Exercise details:
Your answer should be a number only: the count of lines in the following entries that contain "total".

Data shown:
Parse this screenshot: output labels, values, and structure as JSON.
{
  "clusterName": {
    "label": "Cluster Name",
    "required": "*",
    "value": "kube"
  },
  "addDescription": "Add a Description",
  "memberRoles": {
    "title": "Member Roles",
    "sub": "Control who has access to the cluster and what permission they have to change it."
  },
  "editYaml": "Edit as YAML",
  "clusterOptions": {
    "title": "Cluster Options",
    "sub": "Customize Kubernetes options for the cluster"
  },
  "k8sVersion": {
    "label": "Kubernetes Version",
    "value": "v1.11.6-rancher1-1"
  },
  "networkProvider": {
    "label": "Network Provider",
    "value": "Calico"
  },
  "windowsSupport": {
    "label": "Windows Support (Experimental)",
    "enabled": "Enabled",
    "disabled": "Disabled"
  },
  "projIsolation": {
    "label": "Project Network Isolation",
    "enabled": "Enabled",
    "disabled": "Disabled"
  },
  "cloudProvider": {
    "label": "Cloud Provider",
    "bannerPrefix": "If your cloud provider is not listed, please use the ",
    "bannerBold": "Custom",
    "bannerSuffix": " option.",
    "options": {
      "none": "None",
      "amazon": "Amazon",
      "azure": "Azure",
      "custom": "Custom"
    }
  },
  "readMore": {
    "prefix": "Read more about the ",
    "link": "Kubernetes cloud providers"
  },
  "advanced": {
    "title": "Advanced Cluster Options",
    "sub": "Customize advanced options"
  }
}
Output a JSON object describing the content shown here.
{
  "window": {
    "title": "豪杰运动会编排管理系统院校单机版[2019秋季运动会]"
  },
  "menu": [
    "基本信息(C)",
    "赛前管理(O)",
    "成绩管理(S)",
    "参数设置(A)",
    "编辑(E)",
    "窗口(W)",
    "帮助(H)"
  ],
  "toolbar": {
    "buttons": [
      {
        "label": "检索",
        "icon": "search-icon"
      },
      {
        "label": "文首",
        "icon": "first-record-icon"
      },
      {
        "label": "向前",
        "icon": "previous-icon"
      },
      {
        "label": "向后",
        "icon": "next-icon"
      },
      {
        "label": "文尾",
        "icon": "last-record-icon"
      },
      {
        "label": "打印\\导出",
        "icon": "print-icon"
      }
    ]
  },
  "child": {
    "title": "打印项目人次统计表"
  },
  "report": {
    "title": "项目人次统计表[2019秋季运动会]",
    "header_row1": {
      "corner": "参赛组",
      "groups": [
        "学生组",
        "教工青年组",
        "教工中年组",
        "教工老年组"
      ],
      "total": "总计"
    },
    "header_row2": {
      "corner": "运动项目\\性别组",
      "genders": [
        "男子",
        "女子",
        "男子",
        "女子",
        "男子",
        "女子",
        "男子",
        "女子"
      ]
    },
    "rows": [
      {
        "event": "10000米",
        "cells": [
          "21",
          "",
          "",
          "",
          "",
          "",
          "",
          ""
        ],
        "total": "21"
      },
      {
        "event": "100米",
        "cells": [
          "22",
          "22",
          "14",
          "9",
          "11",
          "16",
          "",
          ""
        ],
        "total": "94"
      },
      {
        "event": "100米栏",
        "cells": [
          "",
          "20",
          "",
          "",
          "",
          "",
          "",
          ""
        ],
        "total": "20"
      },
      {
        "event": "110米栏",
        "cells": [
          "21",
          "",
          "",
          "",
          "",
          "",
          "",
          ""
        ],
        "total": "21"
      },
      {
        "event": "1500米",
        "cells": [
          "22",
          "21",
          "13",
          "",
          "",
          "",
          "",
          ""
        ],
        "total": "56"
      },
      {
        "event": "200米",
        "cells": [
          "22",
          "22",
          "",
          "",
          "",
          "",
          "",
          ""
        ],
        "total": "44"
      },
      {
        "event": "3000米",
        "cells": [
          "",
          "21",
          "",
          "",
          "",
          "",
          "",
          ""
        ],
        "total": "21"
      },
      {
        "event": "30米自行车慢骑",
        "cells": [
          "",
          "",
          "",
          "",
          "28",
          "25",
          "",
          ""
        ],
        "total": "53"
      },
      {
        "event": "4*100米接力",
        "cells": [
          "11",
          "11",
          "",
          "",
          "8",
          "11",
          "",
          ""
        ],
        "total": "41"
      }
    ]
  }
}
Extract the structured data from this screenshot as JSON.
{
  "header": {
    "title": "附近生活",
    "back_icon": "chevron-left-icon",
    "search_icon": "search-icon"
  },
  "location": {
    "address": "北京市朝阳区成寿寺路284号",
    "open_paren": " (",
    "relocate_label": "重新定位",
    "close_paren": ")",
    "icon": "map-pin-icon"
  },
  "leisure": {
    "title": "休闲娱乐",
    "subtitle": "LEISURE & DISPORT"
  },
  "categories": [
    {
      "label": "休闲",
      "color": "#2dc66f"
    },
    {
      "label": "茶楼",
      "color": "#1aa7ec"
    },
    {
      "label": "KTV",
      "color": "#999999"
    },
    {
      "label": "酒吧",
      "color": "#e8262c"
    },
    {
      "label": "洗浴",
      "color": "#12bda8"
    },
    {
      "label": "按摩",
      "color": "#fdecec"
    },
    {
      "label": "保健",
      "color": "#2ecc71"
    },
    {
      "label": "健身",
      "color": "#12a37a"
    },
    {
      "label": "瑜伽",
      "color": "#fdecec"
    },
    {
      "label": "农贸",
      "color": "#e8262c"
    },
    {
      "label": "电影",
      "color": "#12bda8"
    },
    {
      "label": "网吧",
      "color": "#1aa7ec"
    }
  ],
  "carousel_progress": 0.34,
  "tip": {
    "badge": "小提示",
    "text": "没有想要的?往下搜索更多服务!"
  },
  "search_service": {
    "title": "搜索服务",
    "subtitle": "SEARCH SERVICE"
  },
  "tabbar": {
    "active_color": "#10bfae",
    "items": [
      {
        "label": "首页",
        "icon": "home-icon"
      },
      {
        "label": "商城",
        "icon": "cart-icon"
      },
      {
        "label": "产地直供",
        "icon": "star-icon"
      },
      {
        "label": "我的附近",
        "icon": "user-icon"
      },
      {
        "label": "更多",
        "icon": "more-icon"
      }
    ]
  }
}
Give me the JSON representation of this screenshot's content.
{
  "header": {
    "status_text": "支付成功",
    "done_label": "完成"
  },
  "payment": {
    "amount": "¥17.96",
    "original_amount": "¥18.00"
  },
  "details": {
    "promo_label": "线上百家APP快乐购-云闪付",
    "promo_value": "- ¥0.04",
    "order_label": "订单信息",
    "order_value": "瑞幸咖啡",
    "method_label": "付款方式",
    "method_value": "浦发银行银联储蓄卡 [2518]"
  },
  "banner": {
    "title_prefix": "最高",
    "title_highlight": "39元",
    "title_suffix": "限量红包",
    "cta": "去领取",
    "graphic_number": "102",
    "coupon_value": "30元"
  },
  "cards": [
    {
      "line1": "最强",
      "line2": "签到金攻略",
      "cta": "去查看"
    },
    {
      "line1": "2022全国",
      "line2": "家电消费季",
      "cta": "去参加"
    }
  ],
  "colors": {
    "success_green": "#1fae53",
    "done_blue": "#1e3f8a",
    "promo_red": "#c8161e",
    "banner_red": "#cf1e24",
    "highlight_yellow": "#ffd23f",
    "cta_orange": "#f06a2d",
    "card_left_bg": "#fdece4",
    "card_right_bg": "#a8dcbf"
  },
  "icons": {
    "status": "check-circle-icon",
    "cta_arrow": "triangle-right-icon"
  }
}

Finished task:
10